That trip to the planet's interior is guided by Kong, whose life has changed since last swinging across the screen. Kept in a dome that simulates the jungle, the jumbo primate is under the watch of Jane Goodall-esque researcher Ilene Andrews (Rebecca Hall, Tales from the Loop), and bonds with Jia (newcomer Kaylee Hottle), the orphan also in the doctor's care. But, after Godzilla surfaces for the first time in three years to attack tech corporation Apex's Miami base, CEO Walter Simmons (Demián Bichir, Chaos Walking) enlists geologist Nathan Lind (Alexander Skarsgård, The Stand) on a mission. Testing the latter's hollow earth theory, they plan to track down an energy source that could be linked to both Zilly and Kong's existence — but only if Kong will lead them there. In a plot inclusion that'd do Scooby Doo proud, teenager Madison Russell (Millie Bobby Brown, returning from King of the Monsters) and her classmate Josh Valentine (Julian Dennison, Hunt for the Wilderpeople) are certain that Apex is up to no good and — with conspiracy theory-obsessed podcaster Bernie Hayes (Brian Tyree Henry, Superintelligence) — start meddling.

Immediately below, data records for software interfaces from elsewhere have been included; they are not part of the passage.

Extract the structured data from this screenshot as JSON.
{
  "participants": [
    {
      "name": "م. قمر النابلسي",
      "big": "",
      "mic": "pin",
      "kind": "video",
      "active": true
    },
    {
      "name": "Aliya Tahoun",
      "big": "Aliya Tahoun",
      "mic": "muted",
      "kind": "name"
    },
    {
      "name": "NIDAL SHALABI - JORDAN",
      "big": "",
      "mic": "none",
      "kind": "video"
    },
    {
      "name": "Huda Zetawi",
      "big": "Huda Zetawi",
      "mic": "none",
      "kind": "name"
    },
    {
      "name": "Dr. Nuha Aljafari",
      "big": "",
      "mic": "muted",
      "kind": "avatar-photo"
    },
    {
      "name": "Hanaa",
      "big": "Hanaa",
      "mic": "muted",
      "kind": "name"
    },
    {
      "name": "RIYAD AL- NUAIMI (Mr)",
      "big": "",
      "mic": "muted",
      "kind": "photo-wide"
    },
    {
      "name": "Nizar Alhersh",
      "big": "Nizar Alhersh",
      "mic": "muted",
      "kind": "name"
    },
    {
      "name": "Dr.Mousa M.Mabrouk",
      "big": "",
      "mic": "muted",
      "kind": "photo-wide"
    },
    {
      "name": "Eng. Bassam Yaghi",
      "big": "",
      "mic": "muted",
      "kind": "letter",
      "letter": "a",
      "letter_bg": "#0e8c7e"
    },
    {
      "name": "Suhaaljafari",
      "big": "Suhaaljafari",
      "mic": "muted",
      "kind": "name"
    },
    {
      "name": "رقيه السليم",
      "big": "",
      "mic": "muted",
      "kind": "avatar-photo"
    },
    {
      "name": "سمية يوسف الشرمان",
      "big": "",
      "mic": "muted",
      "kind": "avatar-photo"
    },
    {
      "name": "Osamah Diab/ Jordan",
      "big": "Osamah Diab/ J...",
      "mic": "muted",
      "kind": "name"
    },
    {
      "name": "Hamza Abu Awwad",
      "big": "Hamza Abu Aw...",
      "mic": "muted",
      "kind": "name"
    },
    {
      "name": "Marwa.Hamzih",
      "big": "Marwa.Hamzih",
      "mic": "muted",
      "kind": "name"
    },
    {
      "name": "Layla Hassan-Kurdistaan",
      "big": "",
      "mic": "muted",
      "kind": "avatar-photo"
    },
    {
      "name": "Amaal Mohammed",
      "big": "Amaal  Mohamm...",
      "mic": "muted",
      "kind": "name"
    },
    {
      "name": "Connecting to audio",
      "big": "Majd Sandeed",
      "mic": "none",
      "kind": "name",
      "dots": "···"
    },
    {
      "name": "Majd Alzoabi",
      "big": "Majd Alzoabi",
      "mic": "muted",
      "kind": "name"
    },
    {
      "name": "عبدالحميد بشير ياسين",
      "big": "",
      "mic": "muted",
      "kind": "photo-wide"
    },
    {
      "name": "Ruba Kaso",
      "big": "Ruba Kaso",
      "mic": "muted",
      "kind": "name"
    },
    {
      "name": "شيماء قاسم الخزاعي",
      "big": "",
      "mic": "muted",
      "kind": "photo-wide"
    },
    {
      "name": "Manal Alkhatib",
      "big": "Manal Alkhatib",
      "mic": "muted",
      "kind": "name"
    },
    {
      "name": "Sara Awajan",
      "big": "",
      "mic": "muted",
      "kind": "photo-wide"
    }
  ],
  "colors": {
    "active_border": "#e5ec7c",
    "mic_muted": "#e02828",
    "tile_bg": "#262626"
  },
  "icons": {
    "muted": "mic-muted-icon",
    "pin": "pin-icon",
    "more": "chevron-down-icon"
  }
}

If you're tired of seeing podcasting overused as an easy narrative crutch — as also present in everything from the most recent Halloween to the new Mighty Ducks TV series — you're not alone. Story-wise, Godzilla vs Kong makes a slew of such lazy choices. When its handling of technology brings up memories of the atrocious first US take on Godzilla back in 1998, that definitely isn't a good thing. And, despite the high-profile array of talent involved, the film doesn't give its cast anything to brag about. You could be generous and assume that's intentional, because Godzilla and Kong should be the stars of the show and dwarf their flesh-and-blood costars in multiple ways; however, the feature spends far too much time with its thinly written humans to support that notion.
When the movie's monsters are pushed to the fore and thrust together, though, Godzilla vs Kong is a much better film. One exceptional sequence doesn't make any picture a masterpiece, but the luminous wrestling match that takes place against Hong Kong's neon-lit skyline is instantly gorgeous, impressively staged and reminiscent of Tron: Legacy's dazzling imagery. While the fact that the film's fights aren't messy, dim and frenetic to the point of being visually nonsensical shouldn't be as much of a win as it is, that's the state of big blockbuster action these days. Indeed, the knack for action choreography that Wingard initially showed in the underrated and underseen The Guest is firmly a highlight here. The idea of pitting its titans against each other remains ludicrous, but Godzilla vs Kong knows it, leans in, delivers on the concept and adds a pulsating synth score. Wingard has the average recent Blair Witch on his resume, too, so he has struggled with jumping into an existing franchise before — but from the eponymous animals to a not-at-all surprising but still well-handled late appearance, he has helmed one of the Monsterverse's most engaging entries yet.